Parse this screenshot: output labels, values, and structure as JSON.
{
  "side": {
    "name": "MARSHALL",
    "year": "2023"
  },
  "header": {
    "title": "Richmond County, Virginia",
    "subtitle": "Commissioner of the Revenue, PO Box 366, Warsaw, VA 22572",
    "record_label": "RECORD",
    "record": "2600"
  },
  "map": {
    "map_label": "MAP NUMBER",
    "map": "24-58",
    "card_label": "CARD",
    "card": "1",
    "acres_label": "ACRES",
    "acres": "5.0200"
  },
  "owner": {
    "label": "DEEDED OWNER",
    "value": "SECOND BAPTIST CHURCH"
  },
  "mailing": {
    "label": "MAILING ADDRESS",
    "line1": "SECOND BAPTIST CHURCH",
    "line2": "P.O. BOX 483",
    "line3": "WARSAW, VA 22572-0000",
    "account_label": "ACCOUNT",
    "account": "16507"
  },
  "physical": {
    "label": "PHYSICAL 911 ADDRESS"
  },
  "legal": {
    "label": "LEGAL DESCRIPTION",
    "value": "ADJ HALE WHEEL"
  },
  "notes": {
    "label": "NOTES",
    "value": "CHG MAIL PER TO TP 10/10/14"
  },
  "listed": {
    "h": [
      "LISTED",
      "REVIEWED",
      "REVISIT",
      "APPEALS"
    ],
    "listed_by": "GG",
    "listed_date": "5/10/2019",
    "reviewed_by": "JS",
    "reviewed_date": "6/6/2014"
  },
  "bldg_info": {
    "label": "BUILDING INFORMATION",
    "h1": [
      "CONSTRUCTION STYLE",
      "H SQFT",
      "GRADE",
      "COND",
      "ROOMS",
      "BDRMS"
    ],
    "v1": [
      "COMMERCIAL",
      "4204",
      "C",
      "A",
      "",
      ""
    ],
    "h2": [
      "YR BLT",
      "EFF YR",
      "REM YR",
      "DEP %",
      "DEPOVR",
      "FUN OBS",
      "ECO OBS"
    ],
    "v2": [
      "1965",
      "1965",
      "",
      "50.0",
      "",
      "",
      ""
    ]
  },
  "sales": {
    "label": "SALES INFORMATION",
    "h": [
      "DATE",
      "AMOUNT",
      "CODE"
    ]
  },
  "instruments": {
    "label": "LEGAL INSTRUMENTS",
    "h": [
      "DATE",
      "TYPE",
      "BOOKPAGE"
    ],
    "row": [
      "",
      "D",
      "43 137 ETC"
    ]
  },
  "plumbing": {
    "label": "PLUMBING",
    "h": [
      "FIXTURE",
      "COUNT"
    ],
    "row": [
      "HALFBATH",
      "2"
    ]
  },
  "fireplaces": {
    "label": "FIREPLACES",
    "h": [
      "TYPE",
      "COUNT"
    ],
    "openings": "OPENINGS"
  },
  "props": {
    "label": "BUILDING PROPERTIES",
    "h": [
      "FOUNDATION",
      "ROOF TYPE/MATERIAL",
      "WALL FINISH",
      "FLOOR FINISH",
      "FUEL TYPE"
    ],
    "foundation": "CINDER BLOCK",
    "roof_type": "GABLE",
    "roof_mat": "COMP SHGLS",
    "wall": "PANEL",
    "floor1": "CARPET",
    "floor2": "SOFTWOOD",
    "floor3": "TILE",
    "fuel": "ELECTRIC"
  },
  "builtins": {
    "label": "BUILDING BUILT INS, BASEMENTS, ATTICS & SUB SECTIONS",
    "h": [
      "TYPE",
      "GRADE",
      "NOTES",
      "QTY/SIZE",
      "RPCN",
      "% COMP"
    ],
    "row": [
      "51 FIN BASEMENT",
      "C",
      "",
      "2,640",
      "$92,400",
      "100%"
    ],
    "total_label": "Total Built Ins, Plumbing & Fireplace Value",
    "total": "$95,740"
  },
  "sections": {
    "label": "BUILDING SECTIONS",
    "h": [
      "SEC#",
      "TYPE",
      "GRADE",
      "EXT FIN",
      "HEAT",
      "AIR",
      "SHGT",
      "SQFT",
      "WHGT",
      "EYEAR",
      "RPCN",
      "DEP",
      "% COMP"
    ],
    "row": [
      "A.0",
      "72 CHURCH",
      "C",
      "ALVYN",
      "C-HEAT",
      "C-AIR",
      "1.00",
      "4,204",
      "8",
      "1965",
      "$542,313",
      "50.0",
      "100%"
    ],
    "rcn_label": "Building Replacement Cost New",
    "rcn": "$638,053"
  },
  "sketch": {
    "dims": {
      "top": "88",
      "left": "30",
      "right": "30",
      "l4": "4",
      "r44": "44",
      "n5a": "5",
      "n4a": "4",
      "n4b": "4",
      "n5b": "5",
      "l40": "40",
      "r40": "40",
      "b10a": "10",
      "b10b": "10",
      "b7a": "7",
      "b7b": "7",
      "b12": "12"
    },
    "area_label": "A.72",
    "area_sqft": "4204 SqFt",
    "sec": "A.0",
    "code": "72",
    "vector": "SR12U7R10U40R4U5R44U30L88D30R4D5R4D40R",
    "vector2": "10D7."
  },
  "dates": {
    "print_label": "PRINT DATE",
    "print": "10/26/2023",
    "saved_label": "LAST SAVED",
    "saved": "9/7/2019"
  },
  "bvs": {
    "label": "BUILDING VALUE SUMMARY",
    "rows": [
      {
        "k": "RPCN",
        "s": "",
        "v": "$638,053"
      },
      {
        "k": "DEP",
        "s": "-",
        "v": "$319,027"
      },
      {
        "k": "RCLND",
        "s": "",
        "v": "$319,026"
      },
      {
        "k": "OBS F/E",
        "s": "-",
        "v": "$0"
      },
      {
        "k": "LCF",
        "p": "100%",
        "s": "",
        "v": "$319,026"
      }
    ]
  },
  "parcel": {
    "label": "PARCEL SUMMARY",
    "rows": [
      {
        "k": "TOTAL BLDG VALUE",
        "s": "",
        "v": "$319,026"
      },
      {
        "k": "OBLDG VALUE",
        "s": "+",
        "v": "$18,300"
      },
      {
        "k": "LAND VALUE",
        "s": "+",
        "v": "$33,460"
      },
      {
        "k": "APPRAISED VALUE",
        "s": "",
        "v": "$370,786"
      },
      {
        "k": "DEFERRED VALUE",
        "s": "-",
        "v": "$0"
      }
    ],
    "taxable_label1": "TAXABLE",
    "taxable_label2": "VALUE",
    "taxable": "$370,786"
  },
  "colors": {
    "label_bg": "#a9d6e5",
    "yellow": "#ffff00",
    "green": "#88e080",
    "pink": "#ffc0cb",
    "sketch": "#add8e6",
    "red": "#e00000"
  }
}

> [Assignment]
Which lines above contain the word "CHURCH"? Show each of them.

> [Reply]
    "value": "SECOND BAPTIST CHURCH"
    "line1": "SECOND BAPTIST CHURCH",
      "72 CHURCH",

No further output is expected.